Start of Exercise data

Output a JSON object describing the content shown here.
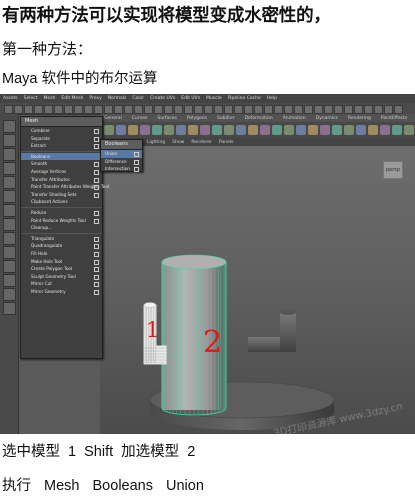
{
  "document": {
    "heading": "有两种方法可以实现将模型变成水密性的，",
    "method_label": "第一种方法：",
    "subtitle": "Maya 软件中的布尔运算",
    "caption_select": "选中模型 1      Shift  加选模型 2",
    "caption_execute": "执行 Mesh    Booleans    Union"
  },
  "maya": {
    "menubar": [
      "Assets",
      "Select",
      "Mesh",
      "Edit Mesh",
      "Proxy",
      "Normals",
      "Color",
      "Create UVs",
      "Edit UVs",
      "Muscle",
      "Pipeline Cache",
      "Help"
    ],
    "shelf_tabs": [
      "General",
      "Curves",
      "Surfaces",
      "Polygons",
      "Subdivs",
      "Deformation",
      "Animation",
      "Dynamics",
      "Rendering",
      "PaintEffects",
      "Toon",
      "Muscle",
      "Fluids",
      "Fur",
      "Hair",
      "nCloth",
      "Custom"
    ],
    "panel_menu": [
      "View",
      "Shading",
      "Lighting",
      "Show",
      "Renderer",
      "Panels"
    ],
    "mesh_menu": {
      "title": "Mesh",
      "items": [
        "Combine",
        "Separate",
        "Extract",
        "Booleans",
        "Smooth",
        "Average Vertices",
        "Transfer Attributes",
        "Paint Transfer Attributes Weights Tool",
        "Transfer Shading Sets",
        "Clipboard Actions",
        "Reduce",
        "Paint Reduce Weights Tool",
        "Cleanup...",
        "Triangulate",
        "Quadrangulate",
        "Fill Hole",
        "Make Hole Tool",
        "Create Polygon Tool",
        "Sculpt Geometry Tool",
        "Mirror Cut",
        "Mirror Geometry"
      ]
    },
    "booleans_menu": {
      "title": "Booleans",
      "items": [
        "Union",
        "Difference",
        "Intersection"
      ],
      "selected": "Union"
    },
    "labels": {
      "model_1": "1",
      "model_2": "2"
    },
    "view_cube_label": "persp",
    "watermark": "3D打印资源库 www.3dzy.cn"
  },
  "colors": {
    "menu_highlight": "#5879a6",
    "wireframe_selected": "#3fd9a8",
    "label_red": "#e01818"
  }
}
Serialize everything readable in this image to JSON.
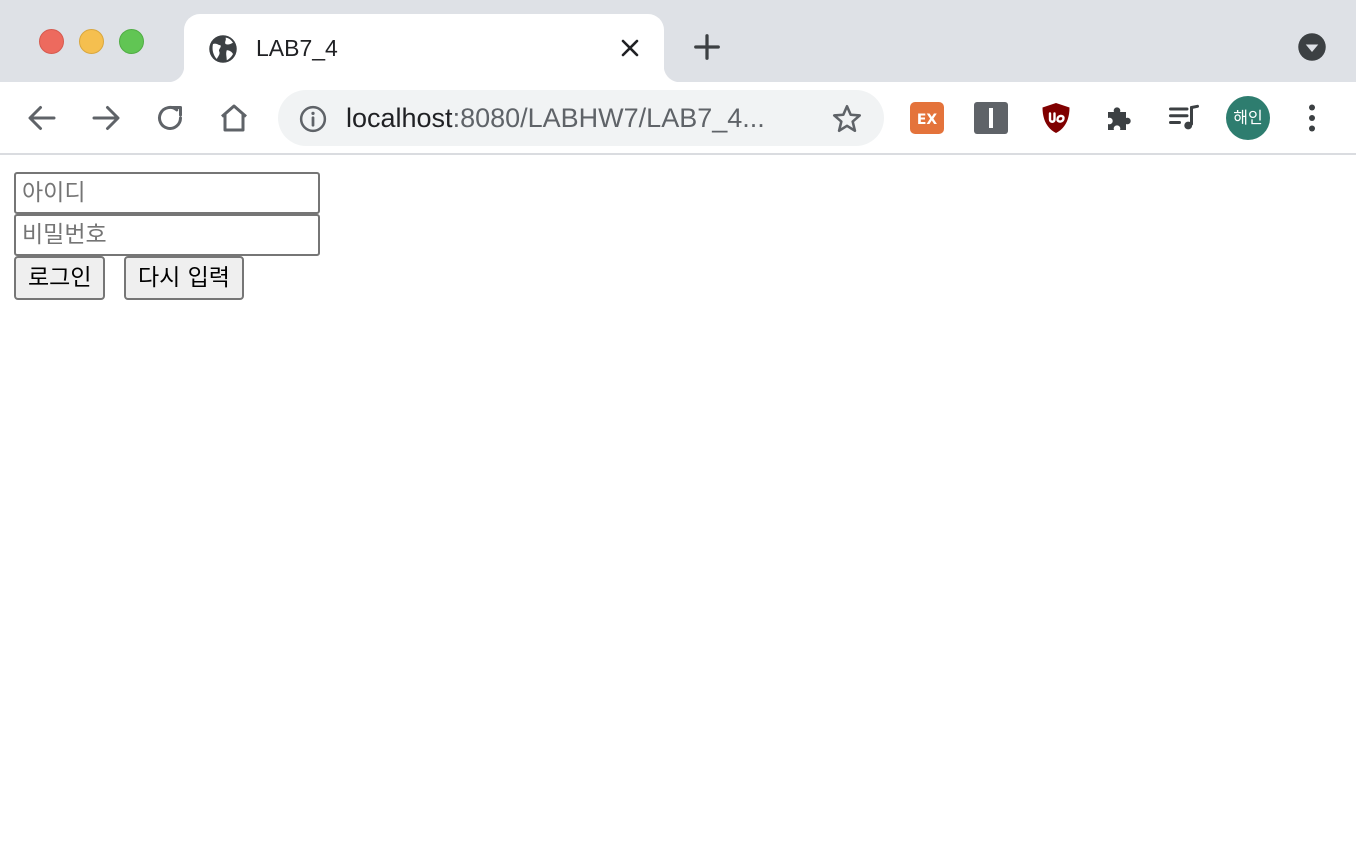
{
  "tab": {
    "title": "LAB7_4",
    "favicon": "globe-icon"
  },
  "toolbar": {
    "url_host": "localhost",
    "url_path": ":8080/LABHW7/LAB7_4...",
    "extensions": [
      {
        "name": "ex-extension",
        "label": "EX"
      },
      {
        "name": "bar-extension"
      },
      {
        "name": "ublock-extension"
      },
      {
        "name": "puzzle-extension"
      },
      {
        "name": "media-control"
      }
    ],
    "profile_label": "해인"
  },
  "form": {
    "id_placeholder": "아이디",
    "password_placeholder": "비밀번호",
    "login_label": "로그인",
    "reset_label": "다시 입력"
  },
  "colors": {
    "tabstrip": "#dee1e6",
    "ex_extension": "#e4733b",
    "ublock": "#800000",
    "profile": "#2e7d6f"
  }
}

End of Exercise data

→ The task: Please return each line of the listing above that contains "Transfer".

→ Response area:
        "Transfer Attributes",
        "Paint Transfer Attributes Weights Tool",
        "Transfer Shading Sets",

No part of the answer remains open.